══ DATA SUPPLIED
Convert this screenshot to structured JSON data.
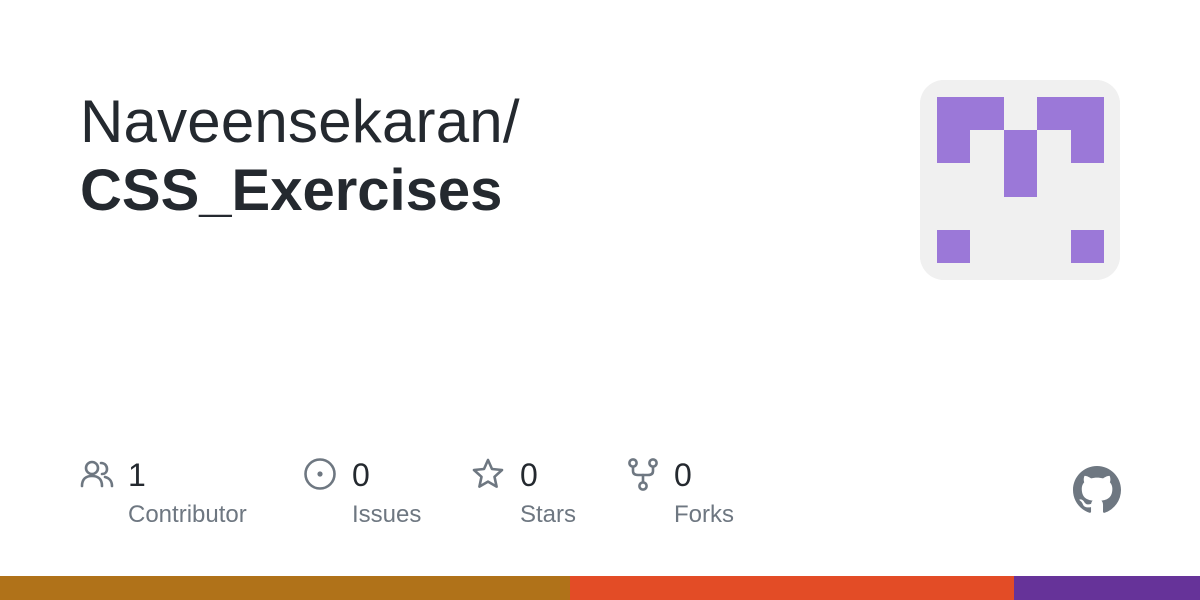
{
  "repo": {
    "owner": "Naveensekaran/",
    "name": "CSS_Exercises"
  },
  "avatar": {
    "background": "#f0f0f0",
    "color": "#9b78d8"
  },
  "stats": [
    {
      "icon": "people-icon",
      "value": "1",
      "label": "Contributor"
    },
    {
      "icon": "issue-opened-icon",
      "value": "0",
      "label": "Issues"
    },
    {
      "icon": "star-icon",
      "value": "0",
      "label": "Stars"
    },
    {
      "icon": "repo-forked-icon",
      "value": "0",
      "label": "Forks"
    }
  ],
  "brand_icon": "github-mark-icon",
  "language_bar": [
    {
      "color": "#b07219",
      "share": 0.475
    },
    {
      "color": "#e34c26",
      "share": 0.37
    },
    {
      "color": "#663399",
      "share": 0.155
    }
  ]
}
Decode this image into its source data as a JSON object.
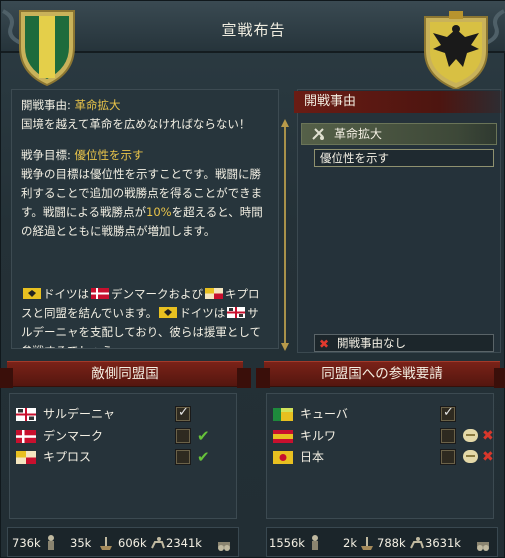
{
  "window": {
    "title": "宣戦布告"
  },
  "description": {
    "cb_label": "開戦事由: ",
    "cb_value": "革命拡大",
    "cb_desc": "国境を越えて革命を広めなければならない！",
    "goal_label": "戦争目標: ",
    "goal_value": "優位性を示す",
    "goal_desc_1": "戦争の目標は優位性を示すことです。戦闘に勝利することで追加の戦勝点を得ることができます。戦闘による戦勝点が",
    "goal_pct": "10%",
    "goal_desc_2": "を超えると、時間の経過とともに戦勝点が増加します。",
    "alliance_a": "ドイツは",
    "alliance_b": "デンマークおよび",
    "alliance_c": "キプロスと同盟を結んでいます。",
    "alliance_d": "ドイツは",
    "alliance_e": "サルデーニャを支配しており、彼らは援軍として参戦するでしょう。"
  },
  "cb_panel": {
    "header": "開戦事由",
    "selected_cb": "革命拡大",
    "goal": "優位性を示す",
    "no_cb": "開戦事由なし"
  },
  "enemy": {
    "title": "敵側同盟国",
    "rows": [
      {
        "name": "サルデーニャ",
        "checked": true
      },
      {
        "name": "デンマーク",
        "checked": false
      },
      {
        "name": "キプロス",
        "checked": false
      }
    ],
    "stats": {
      "army": "736k",
      "navy": "35k",
      "cavalry": "606k",
      "manpower": "2341k"
    }
  },
  "allies": {
    "title": "同盟国への参戦要請",
    "rows": [
      {
        "name": "キューバ",
        "checked": true
      },
      {
        "name": "キルワ",
        "checked": false
      },
      {
        "name": "日本",
        "checked": false
      }
    ],
    "stats": {
      "army": "1556k",
      "navy": "2k",
      "cavalry": "788k",
      "manpower": "3631k"
    }
  },
  "colors": {
    "accent_red": "#7a2218",
    "highlight_gold": "#e9c44a",
    "ok_green": "#66c23a",
    "deny_red": "#d8372b"
  },
  "icons": [
    "shield-icon",
    "eagle-icon",
    "cb-icon",
    "checkmark-icon",
    "cross-icon",
    "chat-icon",
    "soldier-icon",
    "ship-icon",
    "cavalry-icon",
    "cannon-icon"
  ]
}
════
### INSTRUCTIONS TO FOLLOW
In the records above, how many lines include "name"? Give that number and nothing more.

### RESULT OF THE EXERCISE
7